La Tuque High School CLC
Central Quebec School Board
La Tuque leveraged PoH to build and strengthen several local partnerships and connections. Aboriginal artists and organizations came into the school, and students attended events at the local Friendship Centre.
“I was also aware that La Tuque had a residential school here in town. I felt it important to get involved in order to teach our students about residential schools, to bridge the gap between our community and the Atikamekw, Cree and Innu that live in La Tuque and finally, to help the healing begin here in town.
After a variety of curriculum activities and the tile decorating, local artist Laurianne Petiquay was commissioned to create two identifcal final art pieces.
“When the pieces were complete, we had two ceremonies. The first one was for the students at the school. Yolande Jacob came to bless the piece that would stay at the school. Alfred Birothe, Laurianne Petiquay and Michelle Dupuis joined in the ceremony. Laurianne explained how she designed and created the piece and she explained her use of colours and symbols. Then Yolande purified the piece with an Atikamekw prayer and with the burning of sweet grass. Then all the teachers and students were invited to close their eyes and sing a final prayer of healing, while Yolande sang and drummed.
The heart tells the story of all the children that were affected by the residential school. The tiles represent the children on their journey away from and back to their home, represented by the tee-pee in back. The heart is cracked, but healing, though some cracks will always stay. The purple feather on the front represents the suffering and sorrow. The Turquoise stone in the middle represents healing and security for the Atikamekw and is encircled by sweet grass, a purifying herb. The silver dust represents the spirits of those children who never made it home.

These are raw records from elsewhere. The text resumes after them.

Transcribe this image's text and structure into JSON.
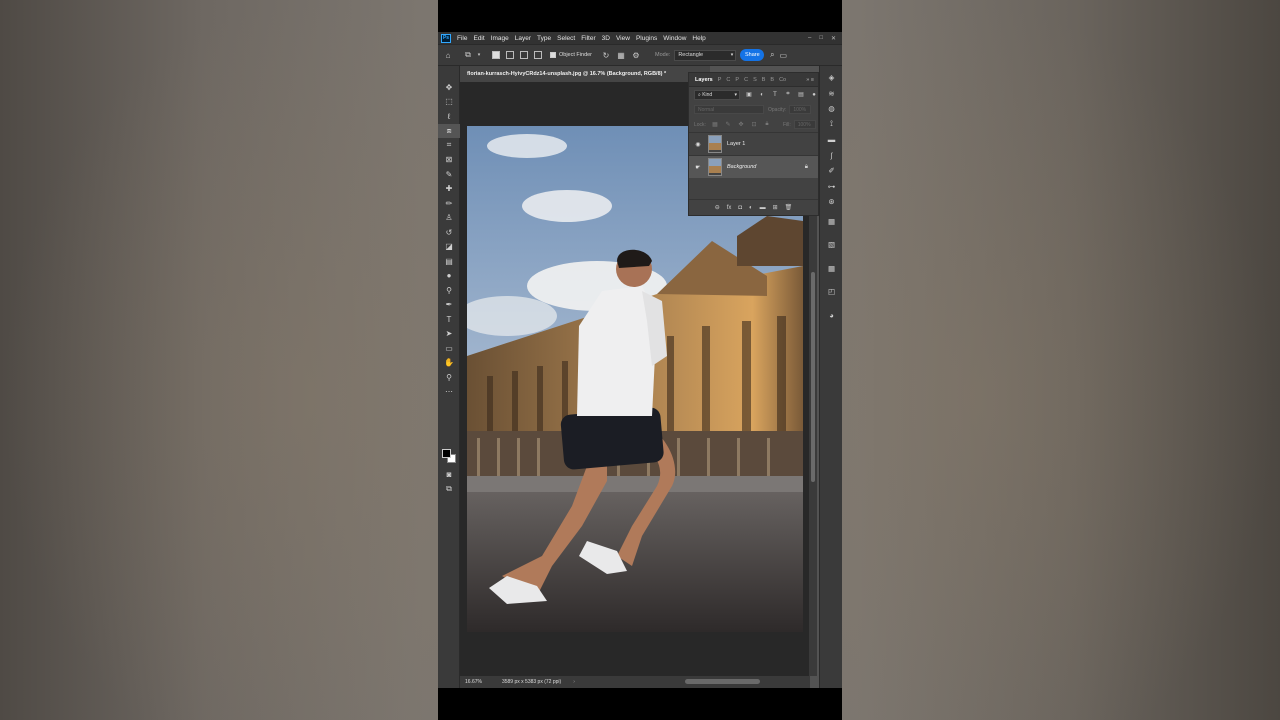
{
  "app": {
    "logo": "Ps",
    "menu": [
      "File",
      "Edit",
      "Image",
      "Layer",
      "Type",
      "Select",
      "Filter",
      "3D",
      "View",
      "Plugins",
      "Window",
      "Help"
    ],
    "window_controls": [
      "–",
      "□",
      "✕"
    ]
  },
  "options_bar": {
    "object_finder_label": "Object Finder",
    "mode_label": "Mode:",
    "mode_value": "Rectangle",
    "share_label": "Share"
  },
  "document": {
    "tab_title": "florian-kurrasch-HyivyCRdz14-unsplash.jpg @ 16.7% (Background, RGB/8) *"
  },
  "status": {
    "zoom": "16.67%",
    "dimensions": "3589 px x 5383 px (72 ppi)",
    "arrow": "›"
  },
  "layers_panel": {
    "tabs": [
      "Layers",
      "P",
      "C",
      "P",
      "C",
      "S",
      "B",
      "B",
      "Co"
    ],
    "filter_kind": "Kind",
    "blend_mode": "Normal",
    "opacity_label": "Opacity:",
    "opacity_value": "100%",
    "lock_label": "Lock:",
    "fill_label": "Fill:",
    "fill_value": "100%",
    "layers": [
      {
        "name": "Layer 1",
        "visible": true,
        "selected": false,
        "locked": false
      },
      {
        "name": "Background",
        "visible": true,
        "selected": true,
        "locked": true
      }
    ]
  },
  "tools": [
    "move-tool",
    "marquee-tool",
    "lasso-tool",
    "object-selection-tool",
    "crop-tool",
    "frame-tool",
    "eyedropper-tool",
    "healing-brush-tool",
    "brush-tool",
    "clone-stamp-tool",
    "history-brush-tool",
    "eraser-tool",
    "gradient-tool",
    "blur-tool",
    "dodge-tool",
    "pen-tool",
    "type-tool",
    "path-selection-tool",
    "rectangle-tool",
    "hand-tool",
    "zoom-tool",
    "more-tools"
  ],
  "colors": {
    "foreground": "#000000",
    "background": "#ffffff",
    "accent": "#1473e6"
  }
}
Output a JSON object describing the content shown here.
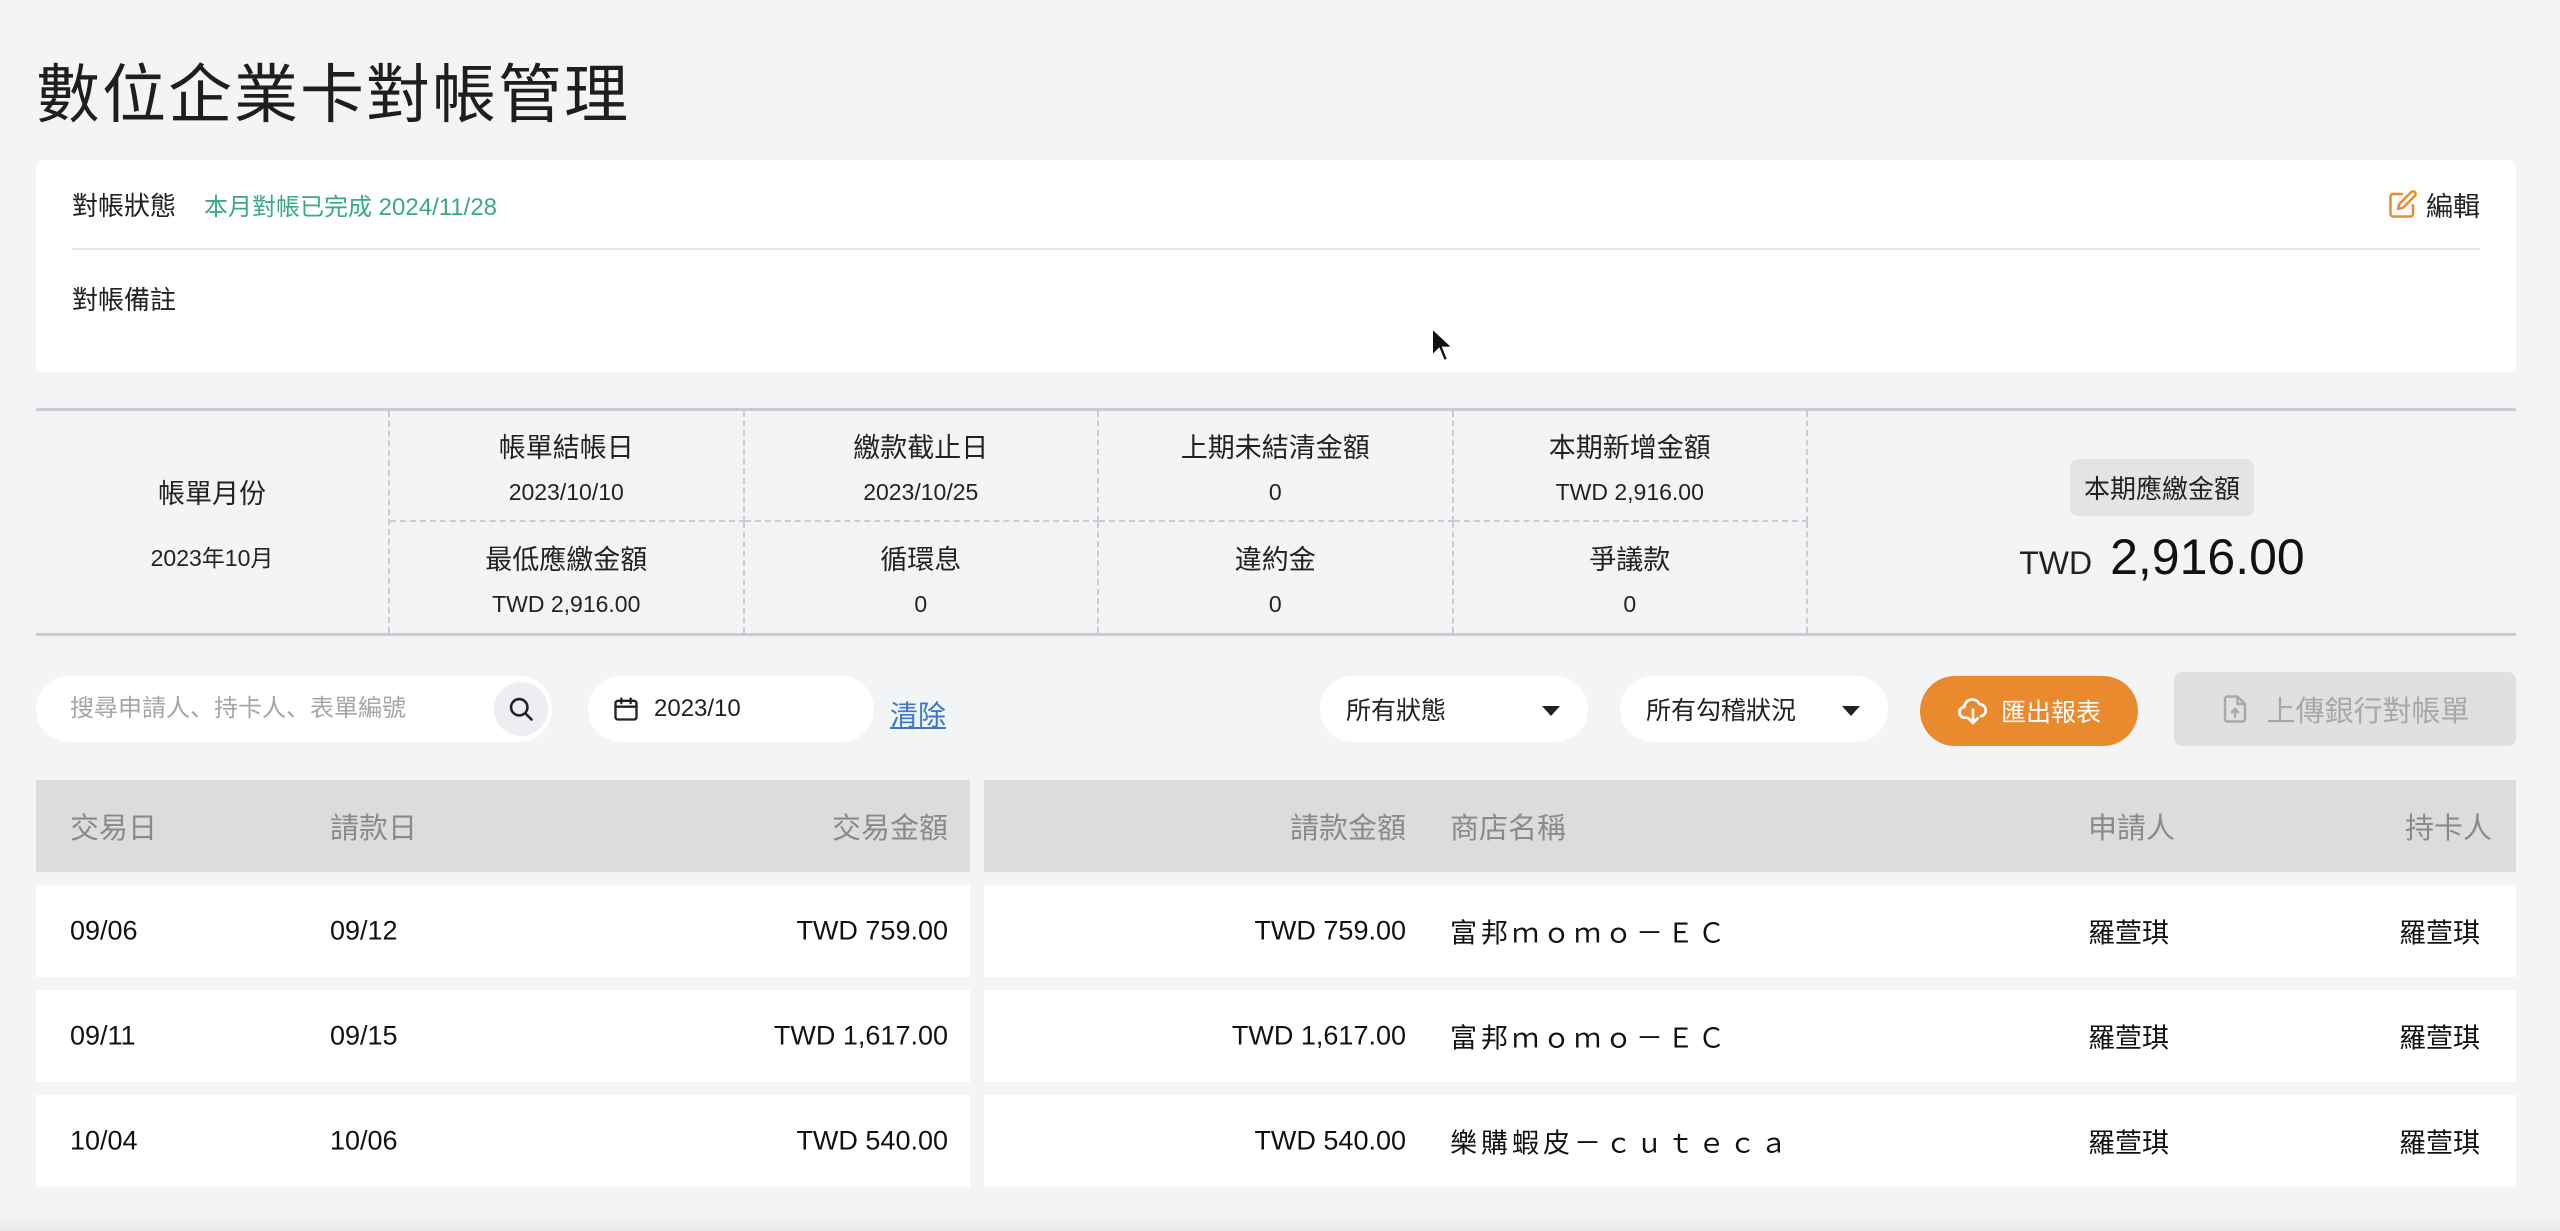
{
  "page": {
    "title": "數位企業卡對帳管理"
  },
  "status": {
    "label": "對帳狀態",
    "value": "本月對帳已完成 2024/11/28",
    "edit_label": "編輯",
    "note_label": "對帳備註"
  },
  "summary": {
    "month_label": "帳單月份",
    "month_value": "2023年10月",
    "cells": [
      {
        "label": "帳單結帳日",
        "value": "2023/10/10"
      },
      {
        "label": "繳款截止日",
        "value": "2023/10/25"
      },
      {
        "label": "上期未結清金額",
        "value": "0"
      },
      {
        "label": "本期新增金額",
        "value": "TWD 2,916.00"
      },
      {
        "label": "最低應繳金額",
        "value": "TWD 2,916.00"
      },
      {
        "label": "循環息",
        "value": "0"
      },
      {
        "label": "違約金",
        "value": "0"
      },
      {
        "label": "爭議款",
        "value": "0"
      }
    ],
    "total_label": "本期應繳金額",
    "total_currency": "TWD",
    "total_value": "2,916.00"
  },
  "toolbar": {
    "search_placeholder": "搜尋申請人、持卡人、表單編號",
    "date_value": "2023/10",
    "clear_label": "清除",
    "status_select": "所有狀態",
    "check_select": "所有勾稽狀況",
    "export_label": "匯出報表",
    "upload_label": "上傳銀行對帳單"
  },
  "table": {
    "headers": {
      "trade_date": "交易日",
      "claim_date": "請款日",
      "trade_amount": "交易金額",
      "claim_amount": "請款金額",
      "shop": "商店名稱",
      "applicant": "申請人",
      "cardholder": "持卡人"
    },
    "rows": [
      {
        "trade_date": "09/06",
        "claim_date": "09/12",
        "trade_amount": "TWD 759.00",
        "claim_amount": "TWD 759.00",
        "shop": "富邦ｍｏｍｏ－ＥＣ",
        "applicant": "羅萱琪",
        "cardholder": "羅萱琪"
      },
      {
        "trade_date": "09/11",
        "claim_date": "09/15",
        "trade_amount": "TWD 1,617.00",
        "claim_amount": "TWD 1,617.00",
        "shop": "富邦ｍｏｍｏ－ＥＣ",
        "applicant": "羅萱琪",
        "cardholder": "羅萱琪"
      },
      {
        "trade_date": "10/04",
        "claim_date": "10/06",
        "trade_amount": "TWD 540.00",
        "claim_amount": "TWD 540.00",
        "shop": "樂購蝦皮－ｃｕｔｅｃａ",
        "applicant": "羅萱琪",
        "cardholder": "羅萱琪"
      }
    ]
  },
  "colors": {
    "accent_green": "#3aa88a",
    "export_orange": "#ea8a2e",
    "link_blue": "#3a78c9"
  }
}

The second ceremony took place at the Complexe Culturel during Mon Rendez-Vous Autochtone. Michelle Dupuis, coordinator at the Centre d’Amitié Autochtone de La Tuque, told the participants about our project and how this piece was to be displayed at CAALT. Again, Yolande blessed the piece and sang a purifying prayer. Finally, a group of Atikamekw singers sang while we danced a round dance.
Our work does not end here. We are strengthening our partnership with the CAALT, by having the artist work with our students on different projects. The CAALT is joining us as we march in support of Shannen’s dream, and helping us to create a video about it. Finally, the CAALT have approached us for help in introducing the residential school history and the PoH in the French schools in town.”